» **What you need to do**:
The answer must consist of each line of the records below that contains the string "Excel".

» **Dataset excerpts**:
● ● ● ●

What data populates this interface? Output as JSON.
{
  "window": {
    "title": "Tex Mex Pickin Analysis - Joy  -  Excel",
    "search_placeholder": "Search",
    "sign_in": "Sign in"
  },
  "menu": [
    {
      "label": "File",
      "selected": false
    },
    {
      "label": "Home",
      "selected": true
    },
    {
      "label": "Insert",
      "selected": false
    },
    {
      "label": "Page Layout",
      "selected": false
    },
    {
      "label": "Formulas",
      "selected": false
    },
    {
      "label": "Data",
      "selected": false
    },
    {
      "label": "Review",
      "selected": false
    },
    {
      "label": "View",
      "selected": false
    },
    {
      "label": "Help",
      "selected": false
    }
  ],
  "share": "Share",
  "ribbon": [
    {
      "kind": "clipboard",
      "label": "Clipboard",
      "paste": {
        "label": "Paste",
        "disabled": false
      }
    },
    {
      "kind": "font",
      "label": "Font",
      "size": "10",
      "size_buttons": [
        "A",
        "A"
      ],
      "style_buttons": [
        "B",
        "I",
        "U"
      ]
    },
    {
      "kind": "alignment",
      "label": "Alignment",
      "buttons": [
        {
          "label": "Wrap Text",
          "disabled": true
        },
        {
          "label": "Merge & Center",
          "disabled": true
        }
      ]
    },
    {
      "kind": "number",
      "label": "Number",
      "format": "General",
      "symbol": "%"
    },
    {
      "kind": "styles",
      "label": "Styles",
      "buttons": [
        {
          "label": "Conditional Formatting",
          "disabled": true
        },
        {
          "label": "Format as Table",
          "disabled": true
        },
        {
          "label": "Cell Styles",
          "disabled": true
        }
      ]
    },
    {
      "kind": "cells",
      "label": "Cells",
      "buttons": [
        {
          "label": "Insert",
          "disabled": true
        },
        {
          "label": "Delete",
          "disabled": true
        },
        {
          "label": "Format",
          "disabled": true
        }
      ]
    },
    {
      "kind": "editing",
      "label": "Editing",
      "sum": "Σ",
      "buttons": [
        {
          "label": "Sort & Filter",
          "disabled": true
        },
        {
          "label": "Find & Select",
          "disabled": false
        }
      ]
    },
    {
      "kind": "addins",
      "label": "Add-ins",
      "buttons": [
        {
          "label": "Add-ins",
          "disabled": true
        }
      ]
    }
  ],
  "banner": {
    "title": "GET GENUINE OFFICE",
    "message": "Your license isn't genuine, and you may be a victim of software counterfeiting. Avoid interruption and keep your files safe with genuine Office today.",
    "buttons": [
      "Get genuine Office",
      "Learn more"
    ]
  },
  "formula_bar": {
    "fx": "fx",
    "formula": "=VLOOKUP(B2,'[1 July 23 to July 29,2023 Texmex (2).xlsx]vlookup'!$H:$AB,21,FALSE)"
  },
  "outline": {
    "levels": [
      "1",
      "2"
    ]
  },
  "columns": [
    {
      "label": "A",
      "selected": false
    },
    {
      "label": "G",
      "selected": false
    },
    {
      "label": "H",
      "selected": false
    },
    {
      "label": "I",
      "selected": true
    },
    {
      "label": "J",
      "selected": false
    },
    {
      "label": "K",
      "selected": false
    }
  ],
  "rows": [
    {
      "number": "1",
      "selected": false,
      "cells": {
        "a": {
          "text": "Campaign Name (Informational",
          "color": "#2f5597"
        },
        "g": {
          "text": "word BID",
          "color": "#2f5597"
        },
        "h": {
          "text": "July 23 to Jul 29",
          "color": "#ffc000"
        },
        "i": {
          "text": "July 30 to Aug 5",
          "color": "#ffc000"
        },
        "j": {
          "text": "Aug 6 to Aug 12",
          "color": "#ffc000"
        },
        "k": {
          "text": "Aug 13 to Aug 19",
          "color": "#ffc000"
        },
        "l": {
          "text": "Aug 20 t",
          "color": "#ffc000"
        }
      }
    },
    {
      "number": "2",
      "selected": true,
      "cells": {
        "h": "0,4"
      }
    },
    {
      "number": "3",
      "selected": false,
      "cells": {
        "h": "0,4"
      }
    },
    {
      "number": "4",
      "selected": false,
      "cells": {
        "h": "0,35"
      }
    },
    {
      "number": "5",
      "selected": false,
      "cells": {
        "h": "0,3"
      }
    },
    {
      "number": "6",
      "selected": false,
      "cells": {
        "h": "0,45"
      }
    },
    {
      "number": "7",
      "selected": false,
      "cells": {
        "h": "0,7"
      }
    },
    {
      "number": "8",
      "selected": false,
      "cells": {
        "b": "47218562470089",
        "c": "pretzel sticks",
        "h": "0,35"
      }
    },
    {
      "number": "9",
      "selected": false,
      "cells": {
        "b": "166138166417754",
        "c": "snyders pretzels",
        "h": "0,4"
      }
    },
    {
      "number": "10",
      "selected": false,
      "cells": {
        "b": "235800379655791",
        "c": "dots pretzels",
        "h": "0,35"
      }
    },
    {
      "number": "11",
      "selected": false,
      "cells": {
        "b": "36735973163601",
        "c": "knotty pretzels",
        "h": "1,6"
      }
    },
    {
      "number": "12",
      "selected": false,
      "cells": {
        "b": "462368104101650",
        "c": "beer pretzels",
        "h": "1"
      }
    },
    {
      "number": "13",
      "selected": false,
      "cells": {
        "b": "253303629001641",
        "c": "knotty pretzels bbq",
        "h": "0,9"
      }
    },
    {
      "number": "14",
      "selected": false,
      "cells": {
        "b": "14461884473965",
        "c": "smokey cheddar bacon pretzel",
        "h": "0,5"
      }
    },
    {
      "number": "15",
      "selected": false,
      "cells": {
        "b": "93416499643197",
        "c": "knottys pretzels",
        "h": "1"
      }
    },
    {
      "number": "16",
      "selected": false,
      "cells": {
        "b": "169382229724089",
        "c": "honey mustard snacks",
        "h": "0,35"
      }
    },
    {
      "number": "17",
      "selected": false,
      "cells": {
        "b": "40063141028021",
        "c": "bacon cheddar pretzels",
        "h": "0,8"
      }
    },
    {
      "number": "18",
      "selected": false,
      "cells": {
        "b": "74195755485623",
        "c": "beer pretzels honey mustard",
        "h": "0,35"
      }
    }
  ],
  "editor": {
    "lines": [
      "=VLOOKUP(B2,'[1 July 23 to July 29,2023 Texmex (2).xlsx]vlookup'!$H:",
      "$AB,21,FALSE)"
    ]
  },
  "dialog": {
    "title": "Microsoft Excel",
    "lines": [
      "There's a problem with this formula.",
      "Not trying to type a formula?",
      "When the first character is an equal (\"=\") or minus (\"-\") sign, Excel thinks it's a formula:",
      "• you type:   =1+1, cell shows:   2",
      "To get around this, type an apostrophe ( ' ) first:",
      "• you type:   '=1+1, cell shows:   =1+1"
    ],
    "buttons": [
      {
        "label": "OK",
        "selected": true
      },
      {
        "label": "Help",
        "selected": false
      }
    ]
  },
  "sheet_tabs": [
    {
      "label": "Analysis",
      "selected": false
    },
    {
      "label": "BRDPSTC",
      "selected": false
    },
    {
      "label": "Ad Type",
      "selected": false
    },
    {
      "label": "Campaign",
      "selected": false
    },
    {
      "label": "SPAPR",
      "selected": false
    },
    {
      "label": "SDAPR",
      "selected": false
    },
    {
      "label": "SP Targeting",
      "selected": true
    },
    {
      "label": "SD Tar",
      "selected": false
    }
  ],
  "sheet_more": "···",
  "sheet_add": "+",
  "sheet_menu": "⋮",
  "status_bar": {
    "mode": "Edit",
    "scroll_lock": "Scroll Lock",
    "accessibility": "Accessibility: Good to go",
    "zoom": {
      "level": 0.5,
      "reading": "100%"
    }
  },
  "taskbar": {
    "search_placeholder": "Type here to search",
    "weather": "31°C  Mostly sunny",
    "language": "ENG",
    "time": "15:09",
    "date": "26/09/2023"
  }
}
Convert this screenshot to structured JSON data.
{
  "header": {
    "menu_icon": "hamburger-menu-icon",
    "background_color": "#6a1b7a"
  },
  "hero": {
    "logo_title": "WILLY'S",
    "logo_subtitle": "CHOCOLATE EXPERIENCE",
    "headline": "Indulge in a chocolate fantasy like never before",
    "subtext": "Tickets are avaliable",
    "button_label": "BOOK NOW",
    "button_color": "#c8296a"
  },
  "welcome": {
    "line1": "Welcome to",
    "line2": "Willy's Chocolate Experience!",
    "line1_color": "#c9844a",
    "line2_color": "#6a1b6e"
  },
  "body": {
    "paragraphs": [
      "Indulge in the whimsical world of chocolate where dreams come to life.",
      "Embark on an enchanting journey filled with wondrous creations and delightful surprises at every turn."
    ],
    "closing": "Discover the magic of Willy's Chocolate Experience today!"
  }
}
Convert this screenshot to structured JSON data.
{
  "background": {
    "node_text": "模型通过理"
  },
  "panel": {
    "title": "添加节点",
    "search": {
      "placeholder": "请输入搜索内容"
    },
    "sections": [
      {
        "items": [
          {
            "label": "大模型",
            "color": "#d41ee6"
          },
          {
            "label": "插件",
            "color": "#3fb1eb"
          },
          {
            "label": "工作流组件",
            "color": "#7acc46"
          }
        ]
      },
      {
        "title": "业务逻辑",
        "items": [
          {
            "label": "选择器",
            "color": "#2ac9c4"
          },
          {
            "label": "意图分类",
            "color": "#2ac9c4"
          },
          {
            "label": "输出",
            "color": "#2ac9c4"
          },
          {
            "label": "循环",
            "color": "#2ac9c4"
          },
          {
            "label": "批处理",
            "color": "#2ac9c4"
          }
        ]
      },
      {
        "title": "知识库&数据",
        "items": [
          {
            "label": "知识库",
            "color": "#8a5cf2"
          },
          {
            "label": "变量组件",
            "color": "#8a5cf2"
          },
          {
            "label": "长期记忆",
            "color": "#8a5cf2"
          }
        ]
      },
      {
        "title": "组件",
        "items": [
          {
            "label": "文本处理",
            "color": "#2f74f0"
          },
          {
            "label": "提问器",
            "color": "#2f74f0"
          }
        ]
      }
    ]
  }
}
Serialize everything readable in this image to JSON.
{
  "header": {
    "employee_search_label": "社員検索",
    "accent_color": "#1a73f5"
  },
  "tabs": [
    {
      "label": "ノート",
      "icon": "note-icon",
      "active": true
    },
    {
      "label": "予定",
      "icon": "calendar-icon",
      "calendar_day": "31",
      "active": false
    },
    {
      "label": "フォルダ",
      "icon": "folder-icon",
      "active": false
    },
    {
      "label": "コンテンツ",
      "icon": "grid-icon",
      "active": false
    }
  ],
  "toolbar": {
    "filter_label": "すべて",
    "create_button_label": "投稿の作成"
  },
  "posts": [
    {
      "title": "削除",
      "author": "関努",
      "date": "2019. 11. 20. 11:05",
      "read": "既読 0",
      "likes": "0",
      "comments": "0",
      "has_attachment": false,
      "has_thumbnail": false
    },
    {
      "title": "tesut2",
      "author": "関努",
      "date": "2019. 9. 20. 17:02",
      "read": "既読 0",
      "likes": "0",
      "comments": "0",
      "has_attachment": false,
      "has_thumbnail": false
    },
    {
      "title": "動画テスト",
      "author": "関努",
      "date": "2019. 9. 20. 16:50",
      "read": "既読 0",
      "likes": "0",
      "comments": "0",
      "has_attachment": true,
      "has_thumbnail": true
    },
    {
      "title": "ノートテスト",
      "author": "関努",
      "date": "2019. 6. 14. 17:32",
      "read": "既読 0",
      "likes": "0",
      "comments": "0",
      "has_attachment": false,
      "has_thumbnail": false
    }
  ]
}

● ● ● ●

» **Answer for this exercise**:
    "title": "Tex Mex Pickin Analysis - Joy  -  Excel",
    "title": "Microsoft Excel",
      "When the first character is an equal (\"=\") or minus (\"-\") sign, Excel thinks it's a formula:",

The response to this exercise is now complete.